◆ **EXERCISE OBJECTIVE**
Your answer should be every line of the entries that has the string "title" in it.

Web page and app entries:
===============
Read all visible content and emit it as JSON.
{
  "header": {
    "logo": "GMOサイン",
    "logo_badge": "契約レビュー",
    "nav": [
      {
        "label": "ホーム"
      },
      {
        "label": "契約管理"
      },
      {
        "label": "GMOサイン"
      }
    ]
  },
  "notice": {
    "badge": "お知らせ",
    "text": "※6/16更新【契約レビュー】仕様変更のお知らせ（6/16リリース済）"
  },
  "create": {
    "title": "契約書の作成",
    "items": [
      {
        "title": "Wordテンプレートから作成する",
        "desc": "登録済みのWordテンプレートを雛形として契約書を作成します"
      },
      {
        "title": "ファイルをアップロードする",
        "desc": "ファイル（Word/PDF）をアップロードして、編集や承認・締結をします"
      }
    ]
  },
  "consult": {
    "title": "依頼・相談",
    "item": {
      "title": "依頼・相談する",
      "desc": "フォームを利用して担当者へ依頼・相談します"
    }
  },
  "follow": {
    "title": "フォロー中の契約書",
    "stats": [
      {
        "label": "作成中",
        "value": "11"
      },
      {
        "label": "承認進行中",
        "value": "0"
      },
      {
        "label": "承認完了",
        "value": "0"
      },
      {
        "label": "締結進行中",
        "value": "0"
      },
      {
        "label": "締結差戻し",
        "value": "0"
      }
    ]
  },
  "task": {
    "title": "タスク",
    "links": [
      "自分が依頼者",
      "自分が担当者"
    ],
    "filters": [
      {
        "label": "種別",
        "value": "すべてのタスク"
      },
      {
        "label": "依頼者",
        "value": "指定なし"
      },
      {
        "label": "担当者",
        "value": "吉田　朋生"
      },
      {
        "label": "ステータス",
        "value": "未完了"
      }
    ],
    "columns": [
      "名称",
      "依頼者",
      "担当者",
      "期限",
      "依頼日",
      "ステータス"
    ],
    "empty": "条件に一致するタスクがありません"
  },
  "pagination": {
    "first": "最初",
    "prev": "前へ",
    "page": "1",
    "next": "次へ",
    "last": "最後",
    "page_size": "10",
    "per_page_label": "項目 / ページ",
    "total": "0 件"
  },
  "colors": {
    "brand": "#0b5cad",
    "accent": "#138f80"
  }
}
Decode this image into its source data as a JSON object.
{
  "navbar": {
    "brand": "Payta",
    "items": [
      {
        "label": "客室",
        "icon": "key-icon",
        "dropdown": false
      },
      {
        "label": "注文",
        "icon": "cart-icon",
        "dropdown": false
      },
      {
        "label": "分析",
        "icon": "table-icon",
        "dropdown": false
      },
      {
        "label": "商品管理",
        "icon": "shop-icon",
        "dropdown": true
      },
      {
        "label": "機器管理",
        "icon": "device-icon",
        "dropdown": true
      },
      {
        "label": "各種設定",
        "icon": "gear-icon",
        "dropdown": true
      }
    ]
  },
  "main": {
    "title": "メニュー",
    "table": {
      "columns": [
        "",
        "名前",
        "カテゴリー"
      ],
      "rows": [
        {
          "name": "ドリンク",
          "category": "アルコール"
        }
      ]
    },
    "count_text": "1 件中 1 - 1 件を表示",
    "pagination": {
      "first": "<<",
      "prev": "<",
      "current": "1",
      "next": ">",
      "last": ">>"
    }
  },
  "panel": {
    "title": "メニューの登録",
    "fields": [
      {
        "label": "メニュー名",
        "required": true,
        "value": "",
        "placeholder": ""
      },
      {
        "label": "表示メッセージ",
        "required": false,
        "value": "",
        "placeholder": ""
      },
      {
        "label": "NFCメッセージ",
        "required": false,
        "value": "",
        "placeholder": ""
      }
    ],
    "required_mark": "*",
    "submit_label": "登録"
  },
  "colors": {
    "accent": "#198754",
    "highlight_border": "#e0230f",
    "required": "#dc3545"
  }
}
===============
◆ **REPLY TO THE EXERCISE**
    "title": "契約書の作成",
        "title": "Wordテンプレートから作成する",
        "title": "ファイルをアップロードする",
    "title": "依頼・相談",
      "title": "依頼・相談する",
    "title": "フォロー中の契約書",
    "title": "タスク",
    "title": "メニュー",
    "title": "メニューの登録",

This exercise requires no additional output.